Judge Story, the youngest person ever nominated to serve on the U.S. Supreme Court, was part of many important decisions. including the Amistad.

Boston March 3. 1820
Dear Sir,
Three letters from you have come to hand with the seals broken two to – White (1) & one to Mrs(?) Story - one sealed with a wafer & two with wax - will you in order to detection write two or three letters by --- mails send them first with wafer & then with wax over the wafer in order to detection for it is possible that these letters might have been accidentally opened. The wax seals were so entire that with the eye it could be seen that they were broken unless they were bent & there are some wafers that split with the least pressure.
Yours truly
J.E. Sprague
(1) Joseph White Jr. was Story’s brother-in-law.


On front ‘Free J.E. Sprague’.

Red ‘BOSTON --- 3 MS’ cancellation.

Folded to form a letter. Vertical fold.

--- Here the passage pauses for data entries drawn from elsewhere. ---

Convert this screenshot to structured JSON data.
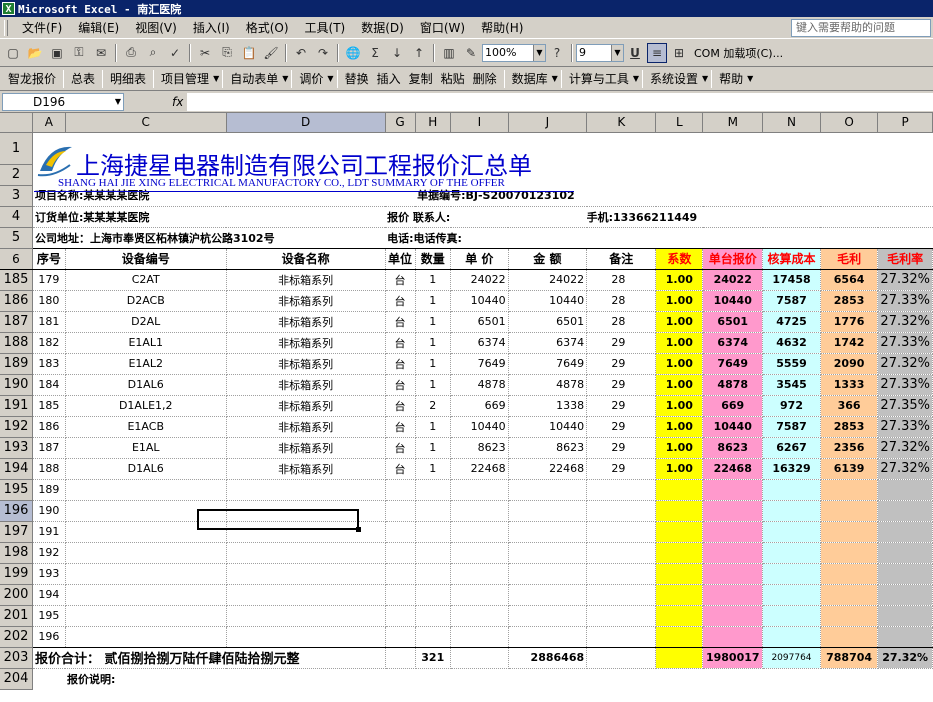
{
  "window": {
    "title": "Microsoft Excel - 南汇医院",
    "icon": "excel-icon"
  },
  "menu": {
    "items": [
      "文件(F)",
      "编辑(E)",
      "视图(V)",
      "插入(I)",
      "格式(O)",
      "工具(T)",
      "数据(D)",
      "窗口(W)",
      "帮助(H)"
    ],
    "help_placeholder": "键入需要帮助的问题"
  },
  "toolbar": {
    "zoom": "100%",
    "font_size": "9",
    "addins": "COM 加载项(C)..."
  },
  "toolbar2": {
    "items": [
      "智龙报价",
      "总表",
      "明细表",
      "项目管理",
      "自动表单",
      "调价",
      "替换",
      "插入",
      "复制",
      "粘贴",
      "删除",
      "数据库",
      "计算与工具",
      "系统设置",
      "帮助"
    ]
  },
  "formula_bar": {
    "cell_ref": "D196",
    "fx": "fx",
    "content": ""
  },
  "columns": [
    "A",
    "C",
    "D",
    "G",
    "H",
    "I",
    "J",
    "K",
    "L",
    "M",
    "N",
    "O",
    "P"
  ],
  "doc": {
    "title": "上海捷星电器制造有限公司工程报价汇总单",
    "subtitle": "SHANG HAI JIE XING ELECTRICAL MANUFACTORY CO., LDT SUMMARY OF THE OFFER",
    "project": "项目名称:某某某某医院",
    "order_no": "单据编号:BJ-S20070123102",
    "client": "订货单位:某某某某医院",
    "contact": "报价 联系人:",
    "phone": "手机:13366211449",
    "address": "公司地址：上海市奉贤区柘林镇沪杭公路3102号",
    "tel": "电话:电话传真:"
  },
  "headers": {
    "seq": "序号",
    "code": "设备编号",
    "name": "设备名称",
    "unit": "单位",
    "qty": "数量",
    "price": "单 价",
    "amount": "金 额",
    "note": "备注",
    "coef": "系数",
    "unit_quote": "单台报价",
    "cost": "核算成本",
    "profit": "毛利",
    "margin": "毛利率"
  },
  "rows": [
    {
      "row": "185",
      "seq": "179",
      "code": "C2AT",
      "name": "非标箱系列",
      "unit": "台",
      "qty": "1",
      "price": "24022",
      "amount": "24022",
      "note": "28",
      "coef": "1.00",
      "quote": "24022",
      "cost": "17458",
      "profit": "6564",
      "margin": "27.32%"
    },
    {
      "row": "186",
      "seq": "180",
      "code": "D2ACB",
      "name": "非标箱系列",
      "unit": "台",
      "qty": "1",
      "price": "10440",
      "amount": "10440",
      "note": "28",
      "coef": "1.00",
      "quote": "10440",
      "cost": "7587",
      "profit": "2853",
      "margin": "27.33%"
    },
    {
      "row": "187",
      "seq": "181",
      "code": "D2AL",
      "name": "非标箱系列",
      "unit": "台",
      "qty": "1",
      "price": "6501",
      "amount": "6501",
      "note": "28",
      "coef": "1.00",
      "quote": "6501",
      "cost": "4725",
      "profit": "1776",
      "margin": "27.32%"
    },
    {
      "row": "188",
      "seq": "182",
      "code": "E1AL1",
      "name": "非标箱系列",
      "unit": "台",
      "qty": "1",
      "price": "6374",
      "amount": "6374",
      "note": "29",
      "coef": "1.00",
      "quote": "6374",
      "cost": "4632",
      "profit": "1742",
      "margin": "27.33%"
    },
    {
      "row": "189",
      "seq": "183",
      "code": "E1AL2",
      "name": "非标箱系列",
      "unit": "台",
      "qty": "1",
      "price": "7649",
      "amount": "7649",
      "note": "29",
      "coef": "1.00",
      "quote": "7649",
      "cost": "5559",
      "profit": "2090",
      "margin": "27.32%"
    },
    {
      "row": "190",
      "seq": "184",
      "code": "D1AL6",
      "name": "非标箱系列",
      "unit": "台",
      "qty": "1",
      "price": "4878",
      "amount": "4878",
      "note": "29",
      "coef": "1.00",
      "quote": "4878",
      "cost": "3545",
      "profit": "1333",
      "margin": "27.33%"
    },
    {
      "row": "191",
      "seq": "185",
      "code": "D1ALE1,2",
      "name": "非标箱系列",
      "unit": "台",
      "qty": "2",
      "price": "669",
      "amount": "1338",
      "note": "29",
      "coef": "1.00",
      "quote": "669",
      "cost": "972",
      "profit": "366",
      "margin": "27.35%"
    },
    {
      "row": "192",
      "seq": "186",
      "code": "E1ACB",
      "name": "非标箱系列",
      "unit": "台",
      "qty": "1",
      "price": "10440",
      "amount": "10440",
      "note": "29",
      "coef": "1.00",
      "quote": "10440",
      "cost": "7587",
      "profit": "2853",
      "margin": "27.33%"
    },
    {
      "row": "193",
      "seq": "187",
      "code": "E1AL",
      "name": "非标箱系列",
      "unit": "台",
      "qty": "1",
      "price": "8623",
      "amount": "8623",
      "note": "29",
      "coef": "1.00",
      "quote": "8623",
      "cost": "6267",
      "profit": "2356",
      "margin": "27.32%"
    },
    {
      "row": "194",
      "seq": "188",
      "code": "D1AL6",
      "name": "非标箱系列",
      "unit": "台",
      "qty": "1",
      "price": "22468",
      "amount": "22468",
      "note": "29",
      "coef": "1.00",
      "quote": "22468",
      "cost": "16329",
      "profit": "6139",
      "margin": "27.32%"
    }
  ],
  "empty_rows": [
    {
      "row": "195",
      "seq": "189"
    },
    {
      "row": "196",
      "seq": "190"
    },
    {
      "row": "197",
      "seq": "191"
    },
    {
      "row": "198",
      "seq": "192"
    },
    {
      "row": "199",
      "seq": "193"
    },
    {
      "row": "200",
      "seq": "194"
    },
    {
      "row": "201",
      "seq": "195"
    },
    {
      "row": "202",
      "seq": "196"
    }
  ],
  "total": {
    "row": "203",
    "label": "报价合计：  贰佰捌拾捌万陆仟肆佰陆拾捌元整",
    "qty": "321",
    "amount": "2886468",
    "quote": "1980017",
    "cost": "2097764",
    "profit": "788704",
    "margin": "27.32%"
  },
  "note_row": {
    "row": "204",
    "label": "报价说明:"
  },
  "colors": {
    "coef": "#ffff00",
    "quote": "#ff99cc",
    "cost": "#ccffff",
    "profit": "#ffcc99",
    "margin": "#c0c0c0",
    "title": "#0000cc"
  }
}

Joseph Story (September 18, 1779 – September 10, 1845) was an American lawyer and jurist who served on the Supreme Court of the United States from 1812 to 1845, during the Marshall Court and early-Taney Court eras. He is most remembered for his opinions in Martin v. Hunter's Lessee and The Amistad case, and especially for his magisterial Commentaries on the Constitution of the United States, first published in 1833. Dominating the field in the 19th century, this work is a cornerstone of early American jurisprudence. It is the second comprehensive treatise on the provisions of the U.S. Constitution and remains a critical source of historical information about the forming of the American republic and the early struggles to define its law.